:: Action item ::
Please print out the entries below unchanged and skip the images.

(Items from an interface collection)
- - - - -
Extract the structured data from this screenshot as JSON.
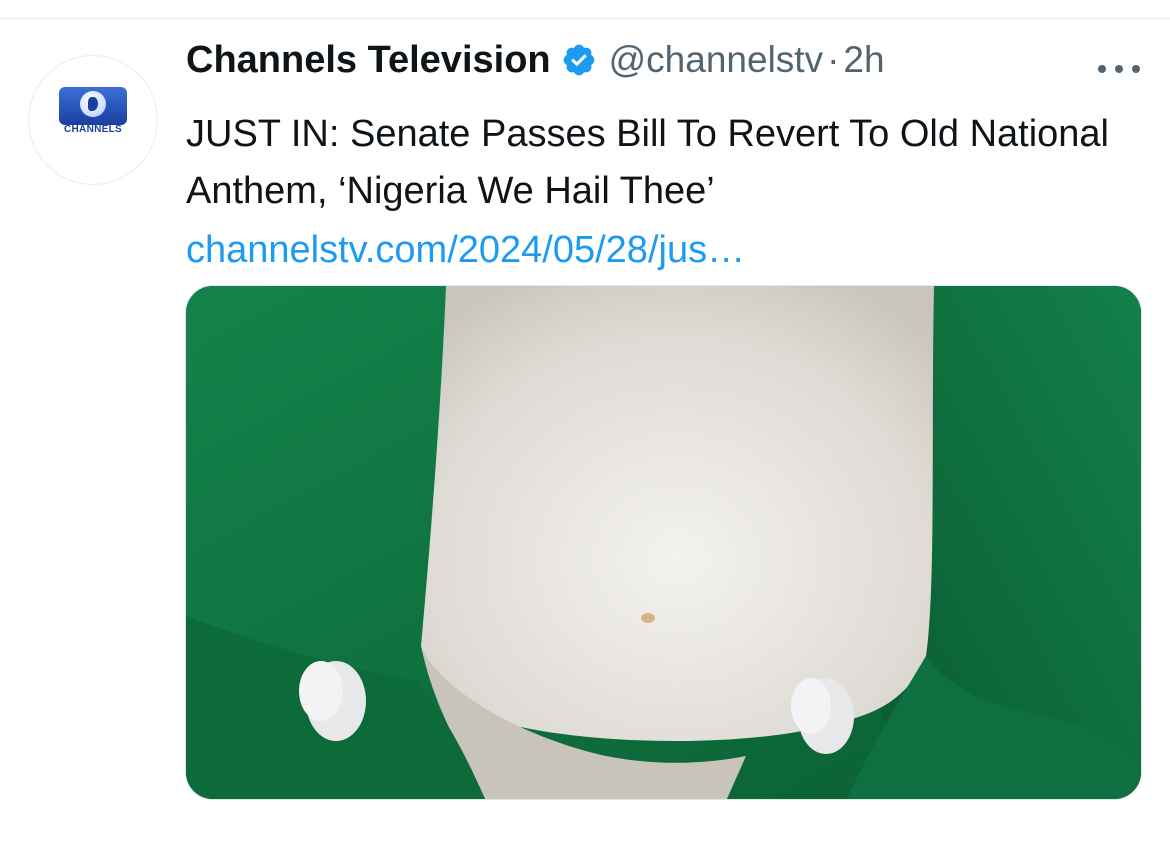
{
  "tweet": {
    "author_name": "Channels Television",
    "handle": "@channelstv",
    "separator": "·",
    "time": "2h",
    "text": "JUST IN: Senate Passes Bill To Revert To Old National Anthem, ‘Nigeria We Hail Thee’",
    "link": "channelstv.com/2024/05/28/jus…",
    "avatar": {
      "logo_text": "CHANNELS",
      "icon": "channels-logo-icon"
    },
    "verified_icon": "verified-badge-icon",
    "more_icon": "more-options-icon",
    "image": {
      "subject": "nigeria-flag-icon",
      "colors": {
        "green": "#0f7a43",
        "white": "#e9e7e2"
      }
    }
  },
  "colors": {
    "text_primary": "#0f1419",
    "text_secondary": "#536471",
    "link": "#1d9bf0",
    "verified": "#1d9bf0"
  }
}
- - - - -
:: Finished task ::
Extract the structured data from this screenshot as JSON.
{
  "tweet": {
    "author_name": "Channels Television",
    "handle": "@channelstv",
    "separator": "·",
    "time": "2h",
    "text": "JUST IN: Senate Passes Bill To Revert To Old National Anthem, ‘Nigeria We Hail Thee’",
    "link": "channelstv.com/2024/05/28/jus…",
    "avatar": {
      "logo_text": "CHANNELS",
      "icon": "channels-logo-icon"
    },
    "verified_icon": "verified-badge-icon",
    "more_icon": "more-options-icon",
    "image": {
      "subject": "nigeria-flag-icon",
      "colors": {
        "green": "#0f7a43",
        "white": "#e9e7e2"
      }
    }
  },
  "colors": {
    "text_primary": "#0f1419",
    "text_secondary": "#536471",
    "link": "#1d9bf0",
    "verified": "#1d9bf0"
  }
}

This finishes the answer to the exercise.